───── EXERCISE MATERIALS
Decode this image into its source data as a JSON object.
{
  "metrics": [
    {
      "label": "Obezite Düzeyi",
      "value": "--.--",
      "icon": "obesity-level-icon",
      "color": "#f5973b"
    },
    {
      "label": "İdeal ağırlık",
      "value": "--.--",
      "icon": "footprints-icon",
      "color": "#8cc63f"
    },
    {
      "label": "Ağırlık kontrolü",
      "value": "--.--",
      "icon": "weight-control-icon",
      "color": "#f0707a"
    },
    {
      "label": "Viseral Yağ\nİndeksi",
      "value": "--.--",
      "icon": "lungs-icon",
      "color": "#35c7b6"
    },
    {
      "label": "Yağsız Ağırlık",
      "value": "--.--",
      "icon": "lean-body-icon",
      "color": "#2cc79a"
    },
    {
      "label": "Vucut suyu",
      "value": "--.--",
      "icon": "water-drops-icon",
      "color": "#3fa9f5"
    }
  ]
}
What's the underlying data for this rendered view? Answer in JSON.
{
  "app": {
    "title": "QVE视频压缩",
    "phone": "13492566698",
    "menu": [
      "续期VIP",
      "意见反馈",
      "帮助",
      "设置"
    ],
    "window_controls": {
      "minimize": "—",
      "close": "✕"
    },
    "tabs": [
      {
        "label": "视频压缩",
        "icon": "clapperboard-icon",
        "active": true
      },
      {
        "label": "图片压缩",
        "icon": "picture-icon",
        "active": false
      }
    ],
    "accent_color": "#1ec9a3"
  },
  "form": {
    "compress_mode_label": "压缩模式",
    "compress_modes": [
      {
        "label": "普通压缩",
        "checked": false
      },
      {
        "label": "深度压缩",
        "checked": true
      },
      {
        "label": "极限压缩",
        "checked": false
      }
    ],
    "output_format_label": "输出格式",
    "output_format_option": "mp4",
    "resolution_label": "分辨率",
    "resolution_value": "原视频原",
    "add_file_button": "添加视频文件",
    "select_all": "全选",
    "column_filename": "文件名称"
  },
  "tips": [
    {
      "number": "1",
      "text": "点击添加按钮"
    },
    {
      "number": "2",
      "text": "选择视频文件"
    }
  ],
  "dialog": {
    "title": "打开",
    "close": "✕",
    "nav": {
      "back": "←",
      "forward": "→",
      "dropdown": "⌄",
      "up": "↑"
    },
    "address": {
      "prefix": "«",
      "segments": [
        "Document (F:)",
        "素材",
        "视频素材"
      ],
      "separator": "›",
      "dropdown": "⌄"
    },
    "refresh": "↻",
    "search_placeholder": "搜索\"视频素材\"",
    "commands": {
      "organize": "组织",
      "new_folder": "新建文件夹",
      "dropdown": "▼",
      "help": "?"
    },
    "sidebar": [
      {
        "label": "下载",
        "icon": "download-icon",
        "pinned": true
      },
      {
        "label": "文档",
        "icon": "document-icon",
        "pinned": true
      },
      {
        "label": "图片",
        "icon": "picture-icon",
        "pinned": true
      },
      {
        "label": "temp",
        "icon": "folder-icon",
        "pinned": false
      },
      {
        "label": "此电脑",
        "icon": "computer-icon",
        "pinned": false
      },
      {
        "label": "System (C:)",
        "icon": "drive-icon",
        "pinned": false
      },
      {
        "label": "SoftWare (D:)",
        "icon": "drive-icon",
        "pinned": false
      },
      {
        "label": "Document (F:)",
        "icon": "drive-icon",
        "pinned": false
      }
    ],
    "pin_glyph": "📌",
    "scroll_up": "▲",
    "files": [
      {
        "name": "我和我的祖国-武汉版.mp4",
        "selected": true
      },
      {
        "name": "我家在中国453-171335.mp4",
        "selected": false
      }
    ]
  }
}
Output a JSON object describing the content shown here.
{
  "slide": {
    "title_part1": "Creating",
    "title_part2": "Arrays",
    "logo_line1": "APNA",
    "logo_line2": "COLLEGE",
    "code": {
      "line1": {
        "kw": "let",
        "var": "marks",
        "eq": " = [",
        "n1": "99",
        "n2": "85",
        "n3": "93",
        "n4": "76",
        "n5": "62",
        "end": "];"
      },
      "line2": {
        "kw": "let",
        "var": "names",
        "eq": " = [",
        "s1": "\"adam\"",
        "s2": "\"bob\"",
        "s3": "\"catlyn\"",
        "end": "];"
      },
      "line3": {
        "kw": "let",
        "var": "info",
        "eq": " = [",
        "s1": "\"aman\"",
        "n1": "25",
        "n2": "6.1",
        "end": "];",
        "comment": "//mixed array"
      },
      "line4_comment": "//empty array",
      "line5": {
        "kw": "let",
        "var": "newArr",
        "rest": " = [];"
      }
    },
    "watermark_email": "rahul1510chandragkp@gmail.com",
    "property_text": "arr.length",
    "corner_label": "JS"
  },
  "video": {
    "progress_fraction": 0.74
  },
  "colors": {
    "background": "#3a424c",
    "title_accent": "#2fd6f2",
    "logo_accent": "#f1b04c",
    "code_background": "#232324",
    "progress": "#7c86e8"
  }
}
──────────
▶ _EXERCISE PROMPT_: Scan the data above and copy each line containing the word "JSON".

▶ _ANSWER FOR THE TASK_:
Decode this image into its source data as a JSON object.
What's the underlying data for this rendered view? Answer in JSON.
Output a JSON object describing the content shown here.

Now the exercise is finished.